From letting in daylight and fresh air to granting the best views of the outside world and influencing the architectural design of the entire building, windows serve a variety of purposes in residential buildings. 

With that in mind, choosing window styles for your new or existing home requires careful consideration. Make the wrong choices and you could end up missing out on the chance to enjoy magnificent views of your home's exterior environment and to add curb appeal to the property. Incorrect window selection may also result in poorly lit rooms that feel stuffy and uncomfortable to stay in.

The key to choosing the correct window types for your home lies in understanding what your specific requirements for window installation are. Here are some of the main factors to think about when picking your residential windows.


As already mentioned above, window installation offers many advantages. The first thing to do in determining which window types to go for is to establish why you need new or replacement windows.

Are the windows needed to maximize daylight, improve ventilation, integrate interior and exterior spaces, or enhance the overall style of your home?

Some window styles are more suited to certain residential applications than others. For example, picture windows provide unobstructed views of a home's exterior due to their lack of glazing bars, but they offer no ventilation because they're permanently fixed in place. If you want great airflow, operable units such as casement windows, single-hung windows, or double-hung windows may fit the bill.


There may be many different window styles that match your home construction or improvement requirements, but they may not all be a practical option for your home.

While both casement windows and single-hung windows provide great ventilation, for example, the former type of windows swing outwards when opened. As a result, they require sufficient clearance to avoid bumping into obstacles on the home's exterior.

In applications where there isn't enough clearance for these windows to swing open, single-hung versions might prove to be a more practical option because they open from the bottom up.


Significant cost variations exist in the residential window market. Before making a purchase decision, get quotes for the different types of windows you're considering choosing for your home and compare those quotes based on price and value.
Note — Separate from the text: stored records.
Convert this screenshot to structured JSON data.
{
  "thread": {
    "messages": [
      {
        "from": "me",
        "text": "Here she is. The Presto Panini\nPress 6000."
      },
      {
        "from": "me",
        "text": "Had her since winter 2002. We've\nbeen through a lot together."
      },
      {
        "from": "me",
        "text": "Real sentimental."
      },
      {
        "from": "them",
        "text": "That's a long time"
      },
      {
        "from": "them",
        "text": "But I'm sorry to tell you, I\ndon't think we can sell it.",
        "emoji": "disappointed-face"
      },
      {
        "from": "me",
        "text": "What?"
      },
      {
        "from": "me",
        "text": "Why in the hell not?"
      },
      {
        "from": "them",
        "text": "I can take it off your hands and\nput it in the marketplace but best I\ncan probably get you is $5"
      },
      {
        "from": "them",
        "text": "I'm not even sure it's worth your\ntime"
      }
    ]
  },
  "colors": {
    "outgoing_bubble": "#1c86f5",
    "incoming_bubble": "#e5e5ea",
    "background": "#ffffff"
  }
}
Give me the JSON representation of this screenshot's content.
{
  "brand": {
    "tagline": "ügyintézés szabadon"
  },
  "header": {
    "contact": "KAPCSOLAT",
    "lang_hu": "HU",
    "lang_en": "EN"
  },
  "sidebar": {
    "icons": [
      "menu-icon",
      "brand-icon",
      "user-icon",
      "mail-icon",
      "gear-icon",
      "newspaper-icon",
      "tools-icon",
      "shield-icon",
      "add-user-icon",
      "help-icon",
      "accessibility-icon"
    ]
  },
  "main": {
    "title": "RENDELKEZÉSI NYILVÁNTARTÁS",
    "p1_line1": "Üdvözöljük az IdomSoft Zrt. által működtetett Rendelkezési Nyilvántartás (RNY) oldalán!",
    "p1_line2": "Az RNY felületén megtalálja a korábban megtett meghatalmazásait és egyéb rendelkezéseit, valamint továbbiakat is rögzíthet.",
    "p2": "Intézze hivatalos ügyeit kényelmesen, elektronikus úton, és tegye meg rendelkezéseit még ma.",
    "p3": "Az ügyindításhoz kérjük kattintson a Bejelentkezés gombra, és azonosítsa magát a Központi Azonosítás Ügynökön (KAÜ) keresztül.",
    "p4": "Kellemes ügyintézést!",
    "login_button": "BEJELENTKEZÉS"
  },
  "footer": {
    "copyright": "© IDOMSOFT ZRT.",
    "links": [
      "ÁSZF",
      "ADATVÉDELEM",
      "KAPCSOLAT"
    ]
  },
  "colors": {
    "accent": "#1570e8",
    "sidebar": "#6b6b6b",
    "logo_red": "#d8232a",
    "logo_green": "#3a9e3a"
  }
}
Choose windows that fit within your budget while getting you the most bang for your buck. Avoid the temptation to settle for low-priced windows as they may turn out to be of poor quality. Poor quality windows don't work well or last long.

The stakes are high when it comes to choosing windows for your home. Your residential windows are not only going to impact the aesthetics of your home but also its efficiency and market value. To ensure you make the right decision, talk to a residential window installation technician.